A biocide is a chemical substance capable of killing living organisms, usually in a selective way. Biocides are commonly used in medicine, agriculture, forestry, and in industry where they prevent the fouling of water and oil pipelines. Some substances used as biocides are also employed as anti-fouling agents or disinfectants under other circumstances: chlorine, for example, is used as a short-life biocide in industrial water treatment but as a disinfectant in swimming pools. Many biocides are synthetic, but a class of natural biocides, derived from e.g. bacteria and plants, includes brassica oleracea, brassica oleracea gemmifera, and clostridium botulinum bacteria.
A biocide can be:
- A pesticide: this includes fungicides, herbicides, insecticides, algicides, molluscicides, miticides and rodenticides.
- An antimicrobial: this includes germicides, antibiotics, antibacterials, antivirals, antifungals, antiprotozoals and antiparasites. See also spermicide.

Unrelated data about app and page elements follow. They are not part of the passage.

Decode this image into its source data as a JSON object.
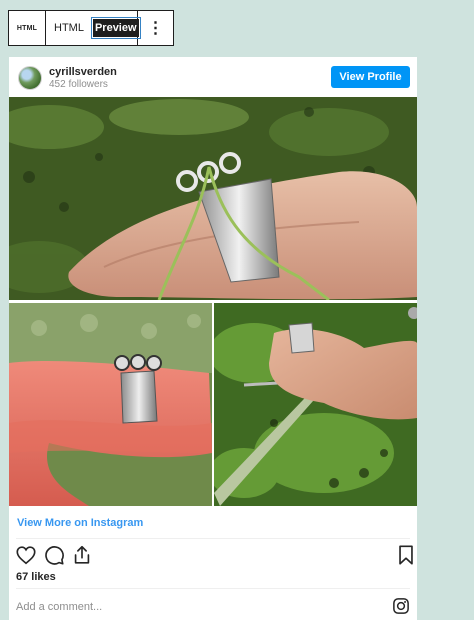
{
  "toolbar": {
    "icon_label": "HTML",
    "html_label": "HTML",
    "preview_label": "Preview",
    "more_icon": "more-vertical-icon"
  },
  "post": {
    "username": "cyrillsverden",
    "followers": "452 followers",
    "view_profile": "View Profile",
    "view_more": "View More on Instagram",
    "likes": "67 likes",
    "comment_placeholder": "Add a comment...",
    "icons": [
      "heart-icon",
      "comment-icon",
      "share-icon",
      "bookmark-icon",
      "instagram-icon"
    ]
  },
  "colors": {
    "background": "#cfe3de",
    "button_blue": "#0095f6",
    "link_blue": "#3897f0",
    "toolbar_dark": "#1e1e1e"
  }
}
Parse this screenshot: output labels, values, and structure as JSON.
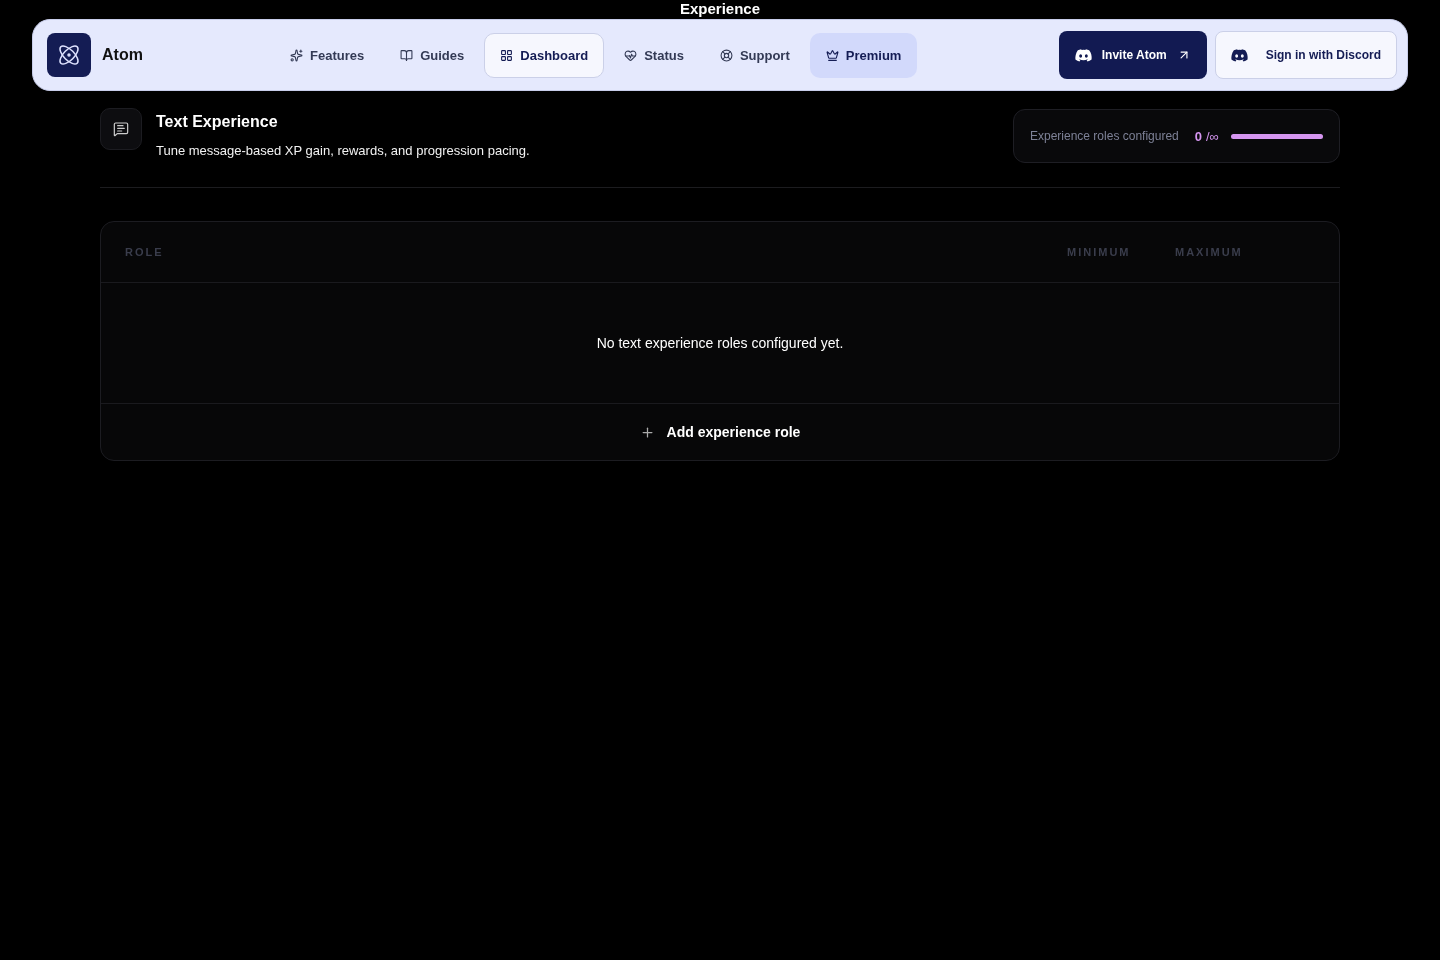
{
  "page_heading": "Experience",
  "nav": {
    "brand": "Atom",
    "links": [
      {
        "label": "Features",
        "selected": false,
        "highlighted": false
      },
      {
        "label": "Guides",
        "selected": false,
        "highlighted": false
      },
      {
        "label": "Dashboard",
        "selected": true,
        "highlighted": false
      },
      {
        "label": "Status",
        "selected": false,
        "highlighted": false
      },
      {
        "label": "Support",
        "selected": false,
        "highlighted": false
      },
      {
        "label": "Premium",
        "selected": false,
        "highlighted": true
      }
    ],
    "invite_button": "Invite Atom",
    "signin_button": "Sign in with Discord"
  },
  "section": {
    "title": "Text Experience",
    "description": "Tune message-based XP gain, rewards, and progression pacing.",
    "meter": {
      "label": "Experience roles configured",
      "count": "0",
      "limit": "/∞",
      "level": 1
    }
  },
  "table": {
    "columns": [
      "ROLE",
      "MINIMUM",
      "MAXIMUM"
    ],
    "empty_message": "No text experience roles configured yet.",
    "add_button": "Add experience role"
  }
}
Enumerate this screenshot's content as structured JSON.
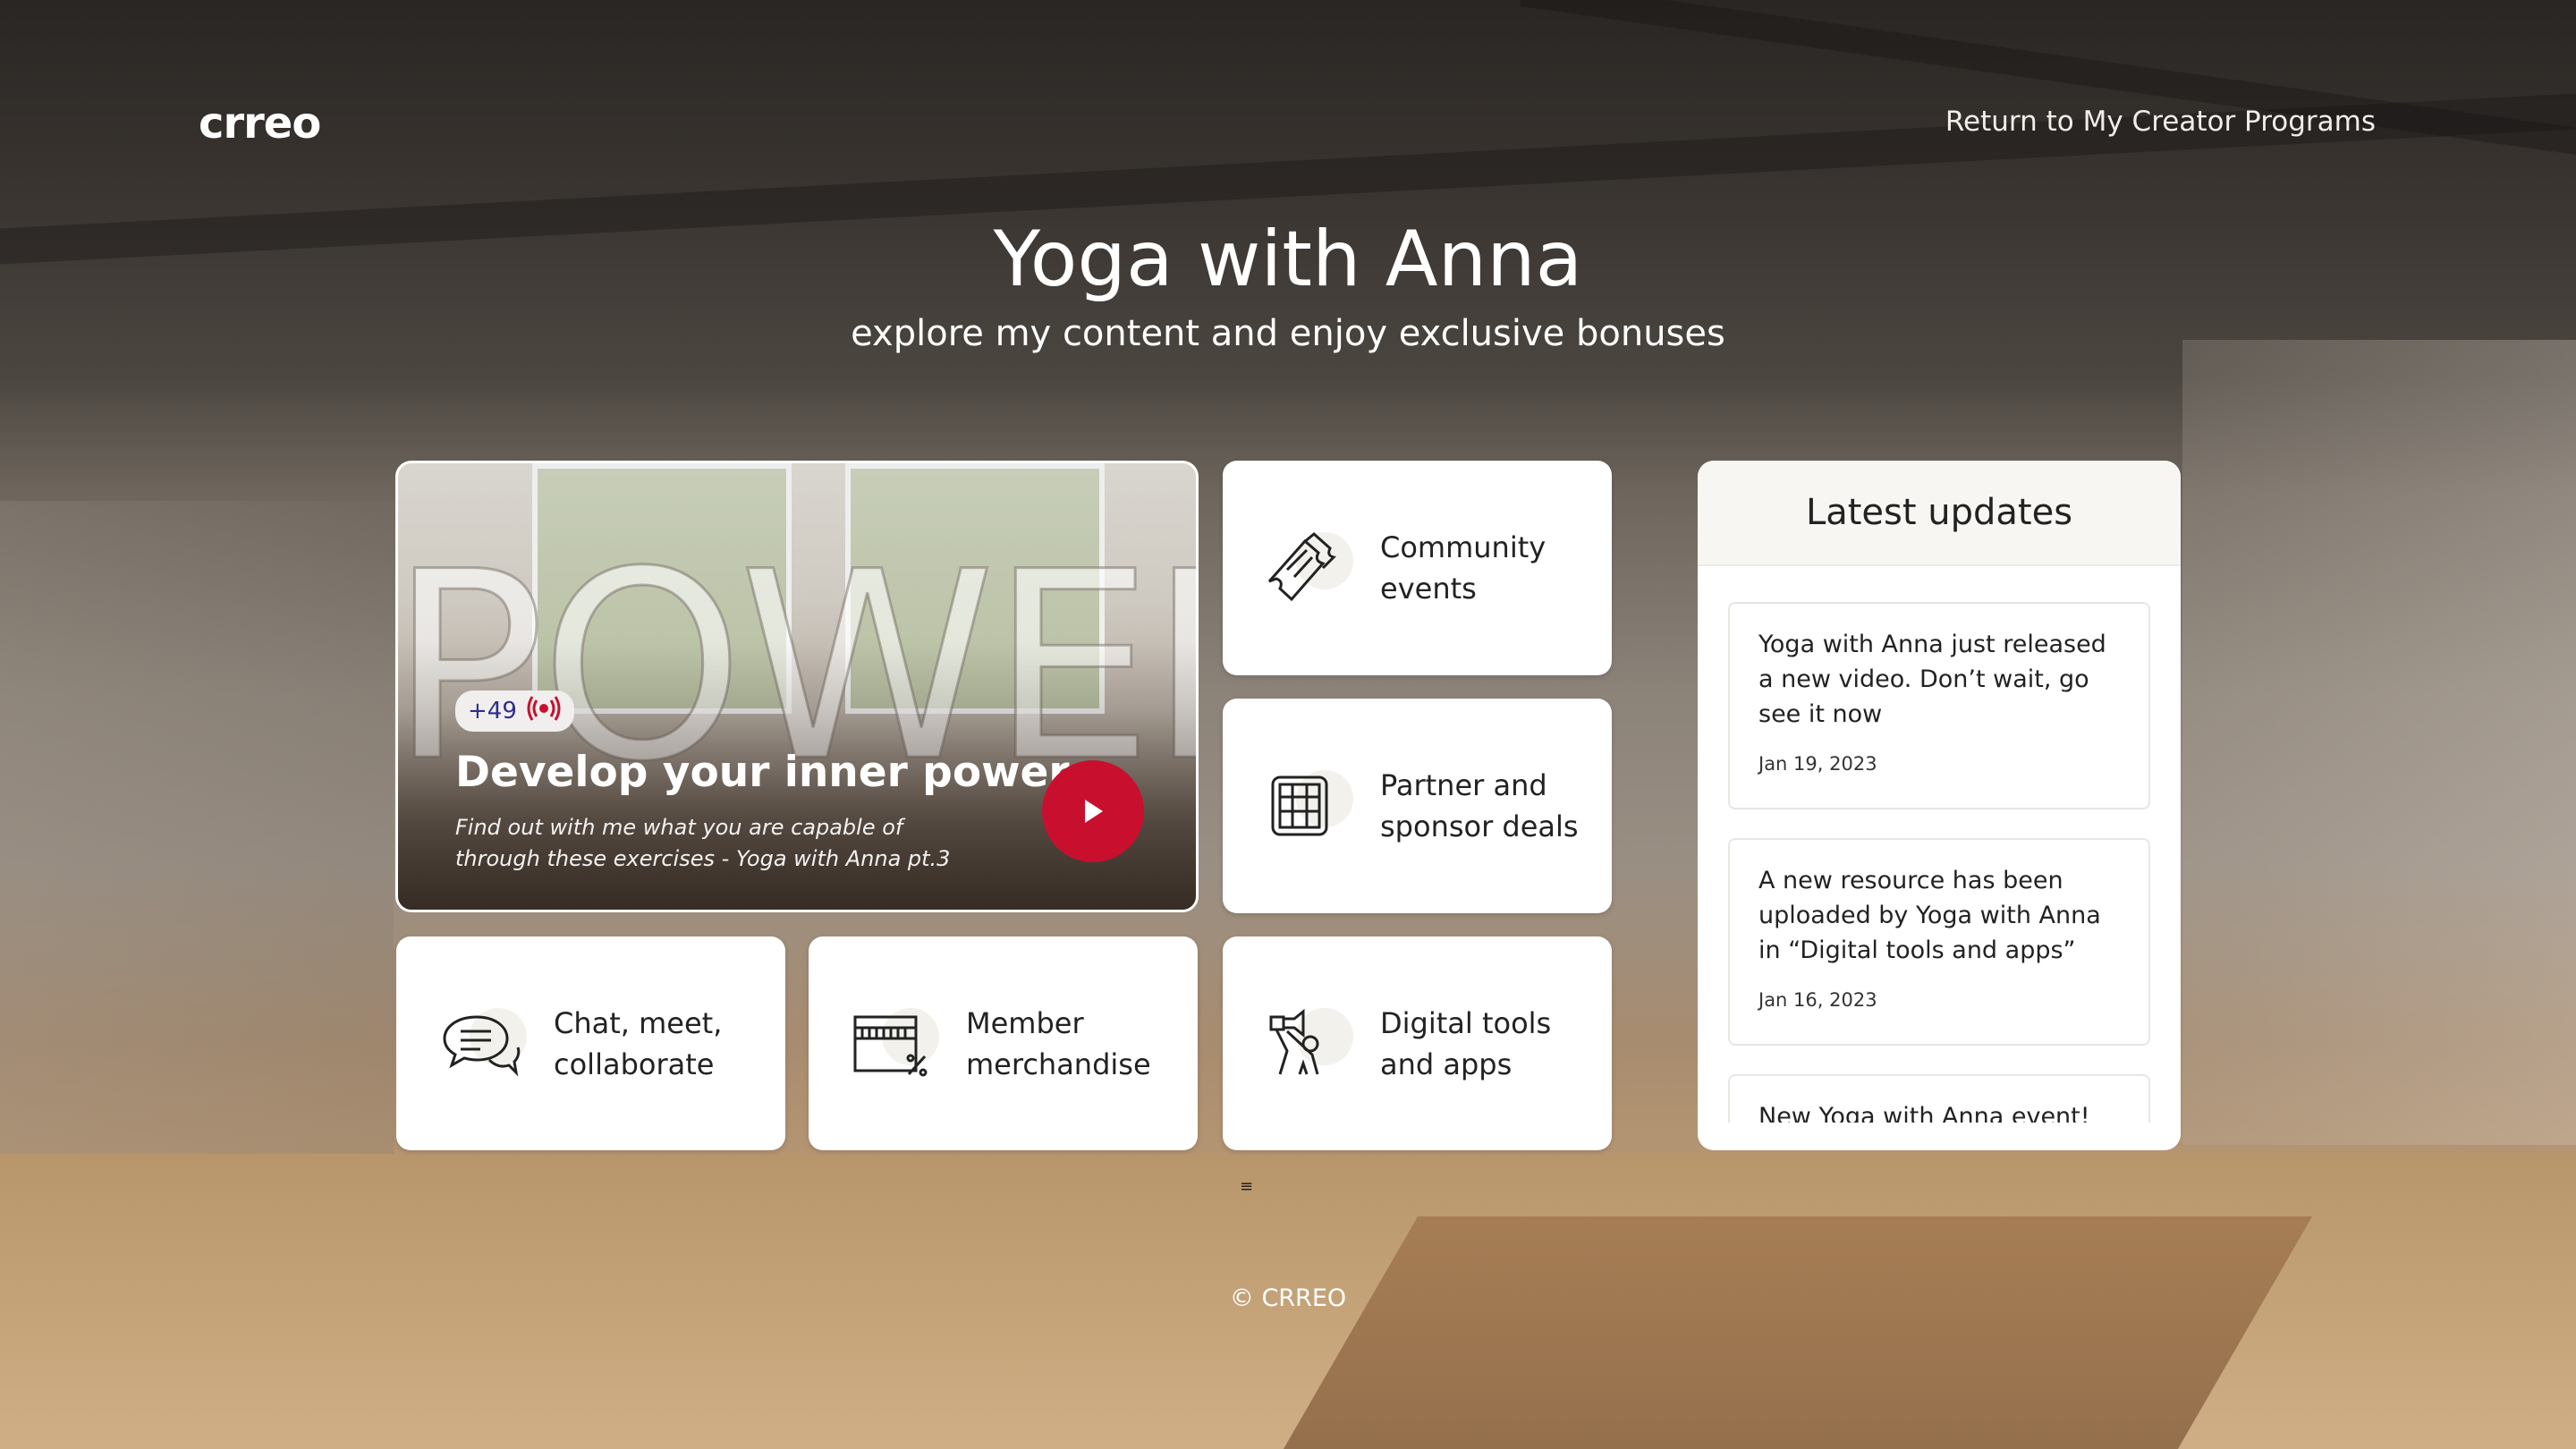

Biocides can be added to other materials (typically liquids
) to protect them against biological infestation and growth. For example, certain types of quaternary ammonium compounds (quats
) are added to pool water
or industrial water systems to act as an algicide, protecting the water from infestation and growth of algae
is also added during wastewater
treatment to kill micro-organisms
, algae, and so on. It is often impractical to store and use poisonous chlorine gas for water treatment, so alternative methods of adding chlorine are used. These include hypochlorite
solutions, which gradually release chlorine into the water, and compounds like sodium dichloro-s-triazinetrione
(dihydrate or anhydrous), sometimes referred to as "dichlor", and trichloro-s-triazinetrione
, sometimes referred to as "trichlor". These compounds are stable while solid and may be used in powdered, granular, or tablet form. When added in small amounts to pool water or industrial water systems, the chlorine atoms hydrolyze from the rest of the molecule forming hypochlorous acid
(HOCl) which acts as a general biocide killing germs, micro-organisms, algae, and so on. Halogenated hydantoin
compounds are also used as biocides.
Hazards and environmental risks
Because biocides are intended to kill living organisms, many biocidal products pose significant risk to human health and welfare. Great care is required when handling biocides and appropriate protective clothing and equipment should be used. The use of biocides can also have significant adverse effects on the natural environment. Anti-fouling paints, especially those utilising organic tin
compounds such as TBT
, have been shown to have severe and long-lasting impacts on marine eco-systems and such materials are now banned in many countries for commercial and recreational vessels (though sometimes still used for naval
Disposal of used or unwanted biocides must be undertaken carefully to avoid serious and potentially long-lasting damage to the environment.
European Community Classification
The Biocidal Products Directive 98/8/EC (BPD)
, the classification of biocides, is broken down into 23 product types (i.e. application categories), with several comprising multiple subgroups:
MAIN GROUP 1: Disinfectants and general biocidal products
- Product-type 1: Human hygiene biocidal products
- Product-type 2: Private area and public health area disinfectants and other biocidal products
- Product-type 3: Veterinary hygiene biocidal products
- Product-type 4: Food and feed area disinfectants
- Product-type 5: Drinking water disinfectants
MAIN GROUP 2: Preservatives
- Product-type 6: In-can preservatives
- Product-type 7: Film preservatives
- Product-type 8: Wood preservatives
- Product-type 9: Fibre, leather, rubber and polymerised materials preservatives
- Product-type 10: Masonry preservatives
- Product-type 11: Preservatives for liquid-cooling and processing systems
- Product-type 12: Slimicides
- Product-type 13: Metalworking-fluid preservatives
MAIN GROUP 3: Pest control
MAIN GROUP 4: Other biocidal products
- Product-type 20: Preservatives for food or feedstocks
- Product-type 21: Antifouling products
- Product-type 22: Embalming and taxidermist fluids
- Product-type 23: Control of other vertebrates
- Wilfried Paulus: Directory of Microbicides for the Protection of Materials and Processes. Springer Netherland, Berlin 2006, ISBN 1-4020-4861-0.
- Danish EPA (2001): Inventory of Biocides used in Denmark